On Borrowed Time is a both comprehensive and concise study of the economics of mined resources and their related commodities. It is the perfect resource for anyone interested in investing or working in these commodities or their related industries or getting a better handle on how to interpret physical and economic measures of resource availability.
There are also significant applications for ecology and conservation efforts, which are addressed throughout the book. The included figures are very supportive and accompanied by explanations that make them easy to interpret. Tilton combines history, economics, and industry expertise to approach resource scarcity from every angle, but explains in a way that prior expertise in these areas is not necessary for the reader to comprehend.

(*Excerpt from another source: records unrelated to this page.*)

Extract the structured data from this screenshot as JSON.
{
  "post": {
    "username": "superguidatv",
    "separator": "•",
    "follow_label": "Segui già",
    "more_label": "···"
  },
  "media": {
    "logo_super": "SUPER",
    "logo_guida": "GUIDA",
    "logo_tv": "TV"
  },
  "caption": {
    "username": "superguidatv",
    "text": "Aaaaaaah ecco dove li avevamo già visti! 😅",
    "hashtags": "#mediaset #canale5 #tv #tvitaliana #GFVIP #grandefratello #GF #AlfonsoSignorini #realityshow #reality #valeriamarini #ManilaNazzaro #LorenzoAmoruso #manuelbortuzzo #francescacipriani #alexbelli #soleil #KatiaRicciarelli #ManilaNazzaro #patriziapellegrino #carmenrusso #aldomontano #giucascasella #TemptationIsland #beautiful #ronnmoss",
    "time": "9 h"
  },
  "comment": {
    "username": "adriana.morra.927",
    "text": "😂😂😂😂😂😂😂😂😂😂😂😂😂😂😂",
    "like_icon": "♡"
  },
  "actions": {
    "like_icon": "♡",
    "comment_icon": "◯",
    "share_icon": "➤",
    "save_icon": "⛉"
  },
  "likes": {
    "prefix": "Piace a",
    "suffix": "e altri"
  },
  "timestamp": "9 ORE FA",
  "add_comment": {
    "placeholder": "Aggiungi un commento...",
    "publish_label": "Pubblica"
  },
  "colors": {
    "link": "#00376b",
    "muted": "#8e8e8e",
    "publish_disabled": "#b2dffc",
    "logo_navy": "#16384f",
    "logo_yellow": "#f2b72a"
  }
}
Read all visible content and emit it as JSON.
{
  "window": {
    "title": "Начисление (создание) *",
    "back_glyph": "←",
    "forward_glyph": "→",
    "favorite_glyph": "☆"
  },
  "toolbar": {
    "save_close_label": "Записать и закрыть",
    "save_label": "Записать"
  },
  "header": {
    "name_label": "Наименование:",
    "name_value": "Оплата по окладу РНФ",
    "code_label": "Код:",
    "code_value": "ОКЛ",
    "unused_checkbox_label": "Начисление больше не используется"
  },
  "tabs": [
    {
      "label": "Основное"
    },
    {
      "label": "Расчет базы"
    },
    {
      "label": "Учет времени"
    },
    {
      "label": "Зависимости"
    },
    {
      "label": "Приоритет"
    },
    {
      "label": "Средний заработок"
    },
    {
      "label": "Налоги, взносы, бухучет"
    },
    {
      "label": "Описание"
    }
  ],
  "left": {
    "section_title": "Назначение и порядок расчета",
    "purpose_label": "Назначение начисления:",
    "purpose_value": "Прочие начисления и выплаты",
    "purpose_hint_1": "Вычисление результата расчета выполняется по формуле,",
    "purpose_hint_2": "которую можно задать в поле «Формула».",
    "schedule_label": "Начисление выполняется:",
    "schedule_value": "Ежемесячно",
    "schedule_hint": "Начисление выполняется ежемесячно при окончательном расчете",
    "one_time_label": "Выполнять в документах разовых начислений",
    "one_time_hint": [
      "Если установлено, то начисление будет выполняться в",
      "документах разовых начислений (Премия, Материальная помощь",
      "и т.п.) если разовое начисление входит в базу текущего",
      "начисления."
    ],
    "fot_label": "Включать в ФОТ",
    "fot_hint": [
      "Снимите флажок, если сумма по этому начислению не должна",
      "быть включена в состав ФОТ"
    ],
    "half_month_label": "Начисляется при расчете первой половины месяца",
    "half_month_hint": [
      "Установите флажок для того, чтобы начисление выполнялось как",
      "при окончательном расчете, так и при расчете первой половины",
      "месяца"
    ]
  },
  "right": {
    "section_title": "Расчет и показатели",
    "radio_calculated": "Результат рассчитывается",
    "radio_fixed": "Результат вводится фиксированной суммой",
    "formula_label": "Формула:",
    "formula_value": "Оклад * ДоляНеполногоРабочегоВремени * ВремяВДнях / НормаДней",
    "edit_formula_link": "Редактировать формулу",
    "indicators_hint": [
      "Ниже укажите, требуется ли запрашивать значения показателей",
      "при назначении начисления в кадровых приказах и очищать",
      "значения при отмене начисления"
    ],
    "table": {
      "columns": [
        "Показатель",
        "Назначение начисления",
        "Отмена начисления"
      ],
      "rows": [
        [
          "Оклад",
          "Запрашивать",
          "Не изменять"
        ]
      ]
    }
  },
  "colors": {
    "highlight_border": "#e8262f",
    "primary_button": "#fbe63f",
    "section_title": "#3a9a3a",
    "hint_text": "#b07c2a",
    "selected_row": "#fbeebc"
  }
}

The thesis is that enough minerals exist to sustain human usage for potentially millions of years; scarcity at any given moment is the result of the limitations of current technology and capital. As technology improves, it usually allows for extraction at monetary and environmental costs that society is willing to accept. If it ever reaches a point where it is possible, but no longer worth the costs, then society replaces the mineral with something else. We currently see natural gas, wind, and solar energy replacing coal for this reason. We are not running out of coal, it’s just not worth digging up as much as we used to. This is thanks to increased awareness of coal’s environmental costs, government subsidization of renewable energy investment, new technologies like fracking and more efficient wind and power generation, and natural market forces. All of these factors can work together to keep mineral allocation sustainable.